European integration going astray
To make my point clear, let us distinguish two different modes of European politics. In the first mode, the Member States establish the policy areas in which they want to act in common. On the choice between policy alternatives a common, Europe-wide discourse then ensues. The more such Europe-wide discourses take place, the greater the development of a European public – currently, at most, a weakly constituted phenomenon. Slowly a common political space with real European parties can then emerge and European politics can be democratically controlled through elections.
That is more or less the positive vision of European politics. At present, there is little to suggest that it will become reality. Unfortunately, the misguided introduction of the euro, in particular, did a disservice to the emergence of a common political space, resulting in a strengthening of conflict lines that run not between European parties but between countries. That is the exact opposite of a common political space. Resolution of the conflict cannot be democratised (parties can be elected, not countries). At the same, as good Europeans, do we not all wish for an increased chance of that vision becoming reality?
Yet, country-specific instructions from Brussels, instructions that vary from country to country, are something entirely different. They cannot be democratised at European level, that is to say, they cannot be controlled through democratic elections at European level because they entail not one substantive set but 27 different sets of instructions. And at Member State level they are destroying democracy. They do not denote the vision of a march towards a distant democratic Europe but the nightmare of an intensification of the existing technocratic, authoritarian Europe. Likewise they denote the hubris of Brussels to know better than the citizens on the ground what should happen next in the politics of the Member States. The results of this hubris are devastating.
Unfortunately, even in the progressive spectrum, reactions are mostly affirmative. The temptation to participate is obvious. The slumbering resources of power in authoritarian Europe are boundless and enticing. Who wouldn’t want a piece of that? Wouldn’t the whole thing somehow be acceptable if only the EP or the social partners could a get a foot in the door? Or perhaps the Committee of the Regions? I cannot warn vehemently enough against peace accords with the authoritarian mode of European politics.
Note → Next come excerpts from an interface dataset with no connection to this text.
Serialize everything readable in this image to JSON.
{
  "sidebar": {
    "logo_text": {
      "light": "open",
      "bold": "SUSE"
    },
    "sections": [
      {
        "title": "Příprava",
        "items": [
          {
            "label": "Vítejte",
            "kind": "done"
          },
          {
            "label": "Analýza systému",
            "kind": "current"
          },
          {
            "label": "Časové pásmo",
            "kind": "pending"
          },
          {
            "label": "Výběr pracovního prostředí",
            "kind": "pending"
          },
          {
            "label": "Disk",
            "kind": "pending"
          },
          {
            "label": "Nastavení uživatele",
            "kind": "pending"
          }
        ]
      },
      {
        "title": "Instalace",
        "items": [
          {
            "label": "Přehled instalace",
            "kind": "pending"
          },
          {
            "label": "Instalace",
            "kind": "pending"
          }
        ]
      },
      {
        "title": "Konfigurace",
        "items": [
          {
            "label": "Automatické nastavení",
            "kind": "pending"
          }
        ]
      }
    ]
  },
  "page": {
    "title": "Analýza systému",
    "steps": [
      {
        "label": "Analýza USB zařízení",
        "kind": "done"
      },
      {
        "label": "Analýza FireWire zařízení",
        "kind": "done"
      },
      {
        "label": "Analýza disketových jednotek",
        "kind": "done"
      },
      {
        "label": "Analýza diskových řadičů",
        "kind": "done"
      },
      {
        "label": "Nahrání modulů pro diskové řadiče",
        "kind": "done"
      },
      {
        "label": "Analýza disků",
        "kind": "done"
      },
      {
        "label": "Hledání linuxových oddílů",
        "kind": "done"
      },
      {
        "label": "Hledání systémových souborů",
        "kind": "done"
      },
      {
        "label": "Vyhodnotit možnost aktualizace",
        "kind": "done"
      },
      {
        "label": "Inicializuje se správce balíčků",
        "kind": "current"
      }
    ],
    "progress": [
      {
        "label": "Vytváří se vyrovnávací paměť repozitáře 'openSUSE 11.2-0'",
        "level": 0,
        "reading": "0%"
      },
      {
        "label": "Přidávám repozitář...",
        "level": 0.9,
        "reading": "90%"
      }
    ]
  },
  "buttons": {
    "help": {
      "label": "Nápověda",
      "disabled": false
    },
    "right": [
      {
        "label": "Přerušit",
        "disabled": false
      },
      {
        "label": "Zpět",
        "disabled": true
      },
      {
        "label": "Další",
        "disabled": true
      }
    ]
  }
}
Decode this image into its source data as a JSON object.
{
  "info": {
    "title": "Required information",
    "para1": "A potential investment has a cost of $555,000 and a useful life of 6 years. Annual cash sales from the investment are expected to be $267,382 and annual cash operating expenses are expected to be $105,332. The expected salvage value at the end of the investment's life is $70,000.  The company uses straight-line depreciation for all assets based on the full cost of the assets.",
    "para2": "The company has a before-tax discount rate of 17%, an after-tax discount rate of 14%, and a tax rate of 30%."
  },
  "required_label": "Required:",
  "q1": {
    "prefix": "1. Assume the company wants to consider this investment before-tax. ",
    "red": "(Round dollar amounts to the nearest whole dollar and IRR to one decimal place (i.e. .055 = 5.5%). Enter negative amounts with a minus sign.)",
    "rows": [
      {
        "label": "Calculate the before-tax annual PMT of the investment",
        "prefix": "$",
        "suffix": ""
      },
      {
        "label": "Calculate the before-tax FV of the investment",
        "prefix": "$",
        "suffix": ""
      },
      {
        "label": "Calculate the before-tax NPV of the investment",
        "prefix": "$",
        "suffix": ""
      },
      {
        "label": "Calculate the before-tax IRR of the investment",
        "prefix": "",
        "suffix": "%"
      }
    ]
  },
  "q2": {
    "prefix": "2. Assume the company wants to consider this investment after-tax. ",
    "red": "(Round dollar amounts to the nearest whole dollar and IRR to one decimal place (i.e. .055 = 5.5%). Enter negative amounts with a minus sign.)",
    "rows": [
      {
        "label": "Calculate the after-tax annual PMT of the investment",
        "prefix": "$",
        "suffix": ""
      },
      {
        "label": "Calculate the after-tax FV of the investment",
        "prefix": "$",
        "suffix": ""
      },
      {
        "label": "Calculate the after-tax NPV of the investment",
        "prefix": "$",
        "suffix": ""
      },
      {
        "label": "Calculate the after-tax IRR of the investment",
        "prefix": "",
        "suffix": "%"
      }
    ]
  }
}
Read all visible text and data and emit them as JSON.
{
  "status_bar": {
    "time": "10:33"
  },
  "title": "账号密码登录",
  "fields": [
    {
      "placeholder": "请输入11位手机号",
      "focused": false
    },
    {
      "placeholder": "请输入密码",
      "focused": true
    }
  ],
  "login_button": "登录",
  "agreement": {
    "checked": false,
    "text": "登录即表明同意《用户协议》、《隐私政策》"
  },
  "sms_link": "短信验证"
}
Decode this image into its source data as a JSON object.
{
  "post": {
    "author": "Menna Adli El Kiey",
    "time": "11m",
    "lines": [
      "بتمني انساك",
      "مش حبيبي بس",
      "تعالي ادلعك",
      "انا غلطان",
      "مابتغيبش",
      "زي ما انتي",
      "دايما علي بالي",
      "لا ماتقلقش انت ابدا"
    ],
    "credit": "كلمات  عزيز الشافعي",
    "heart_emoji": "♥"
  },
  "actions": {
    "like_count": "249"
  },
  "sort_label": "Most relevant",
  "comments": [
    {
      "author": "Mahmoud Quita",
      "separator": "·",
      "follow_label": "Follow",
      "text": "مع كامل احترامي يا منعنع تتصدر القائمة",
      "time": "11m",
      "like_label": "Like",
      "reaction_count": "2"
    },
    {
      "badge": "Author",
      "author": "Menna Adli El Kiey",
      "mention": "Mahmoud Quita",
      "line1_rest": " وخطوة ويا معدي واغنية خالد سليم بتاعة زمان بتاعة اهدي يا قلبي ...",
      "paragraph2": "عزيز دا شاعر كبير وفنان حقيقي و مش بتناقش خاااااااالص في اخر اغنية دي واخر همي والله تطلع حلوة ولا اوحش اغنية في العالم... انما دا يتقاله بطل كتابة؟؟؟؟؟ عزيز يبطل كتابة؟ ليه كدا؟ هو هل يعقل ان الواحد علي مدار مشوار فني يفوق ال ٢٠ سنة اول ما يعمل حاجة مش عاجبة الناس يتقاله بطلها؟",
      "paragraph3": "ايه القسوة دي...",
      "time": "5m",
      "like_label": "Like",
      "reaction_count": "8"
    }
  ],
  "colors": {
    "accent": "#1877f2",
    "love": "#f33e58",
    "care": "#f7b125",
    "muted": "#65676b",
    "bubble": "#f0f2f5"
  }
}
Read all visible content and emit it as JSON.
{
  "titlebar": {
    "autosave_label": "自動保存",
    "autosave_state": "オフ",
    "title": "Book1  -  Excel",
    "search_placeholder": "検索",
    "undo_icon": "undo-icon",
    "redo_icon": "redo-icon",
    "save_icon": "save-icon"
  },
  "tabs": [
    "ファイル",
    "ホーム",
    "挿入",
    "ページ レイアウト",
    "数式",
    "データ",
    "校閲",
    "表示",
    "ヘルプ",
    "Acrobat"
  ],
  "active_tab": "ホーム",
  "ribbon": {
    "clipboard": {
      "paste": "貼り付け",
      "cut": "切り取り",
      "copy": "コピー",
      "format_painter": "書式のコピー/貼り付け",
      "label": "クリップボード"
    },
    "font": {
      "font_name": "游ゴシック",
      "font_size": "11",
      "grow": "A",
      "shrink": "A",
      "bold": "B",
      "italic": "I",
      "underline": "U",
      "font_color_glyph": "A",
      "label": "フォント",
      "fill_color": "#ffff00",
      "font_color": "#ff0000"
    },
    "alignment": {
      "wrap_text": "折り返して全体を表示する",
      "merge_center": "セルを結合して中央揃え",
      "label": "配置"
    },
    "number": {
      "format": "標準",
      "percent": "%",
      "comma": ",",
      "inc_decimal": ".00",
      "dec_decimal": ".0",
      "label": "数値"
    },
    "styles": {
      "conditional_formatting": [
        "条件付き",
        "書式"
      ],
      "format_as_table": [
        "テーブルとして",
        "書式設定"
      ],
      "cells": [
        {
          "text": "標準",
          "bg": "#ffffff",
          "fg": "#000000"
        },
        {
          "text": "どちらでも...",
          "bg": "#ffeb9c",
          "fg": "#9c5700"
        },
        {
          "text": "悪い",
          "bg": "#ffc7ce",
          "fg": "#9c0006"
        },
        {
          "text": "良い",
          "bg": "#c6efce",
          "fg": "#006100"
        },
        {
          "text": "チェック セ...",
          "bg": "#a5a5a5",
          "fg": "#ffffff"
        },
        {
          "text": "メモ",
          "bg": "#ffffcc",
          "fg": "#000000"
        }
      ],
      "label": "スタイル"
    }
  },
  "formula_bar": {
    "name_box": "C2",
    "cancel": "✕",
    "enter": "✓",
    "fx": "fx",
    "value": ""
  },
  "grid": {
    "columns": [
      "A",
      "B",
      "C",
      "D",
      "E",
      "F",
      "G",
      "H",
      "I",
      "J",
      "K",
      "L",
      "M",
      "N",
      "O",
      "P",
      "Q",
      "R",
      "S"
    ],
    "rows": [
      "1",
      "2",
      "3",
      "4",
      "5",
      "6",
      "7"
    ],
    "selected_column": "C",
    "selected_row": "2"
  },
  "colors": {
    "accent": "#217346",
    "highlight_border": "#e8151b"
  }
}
The only sensible way to deal with these aberrations of European integration is to minimise and eliminate them. For the RRF this means a fundamental rejection of all conditionalities that have nothing to do with how the funding is actually spent.